Amino acid substitutions in structurally related proteins a pattern recognition approach

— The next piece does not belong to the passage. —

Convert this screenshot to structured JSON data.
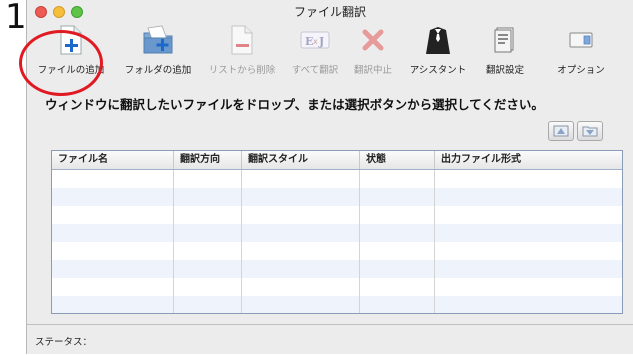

Amino acid substitutions in evolutionarily related proteins have been studied from a structural point of view. We consider here that an amino acid al in a protein p1 has been replaced by the amino acid a2 in the structurally similar protein p2 if, after superposition of the p1 and p2 structures, the al and a2 CÎ± atoms are no more than 1.2 Å apart. Thirty-two proteins, grouped in 11 classes, have been analysed by this method. This produced 2860 amino acid pairs (substitutions), which were analysed by multi-dimensional statistical methods. The main results are as follows: (1) according to the observed exchangeability of amino acid side-chains, only four groups (strong clusters) could be delineated; (i) Ile and Val, (ii) Leu and Met, (iii) Lys, Arg and Gln, and (iv) Tyr and Phe. The other residues could not be classified. (2) The matrix of distances between amino acids, or scoring matrix, determined from this study, is different from any other published matrix. (3) Except for the distance matrices based on the chemical properties of amino acid side-chains, which can be grouped together, all other published matrices are different from one another. (4) The distance matrix determined in this study seems to be very efficient for aligning distantly related protein sequences.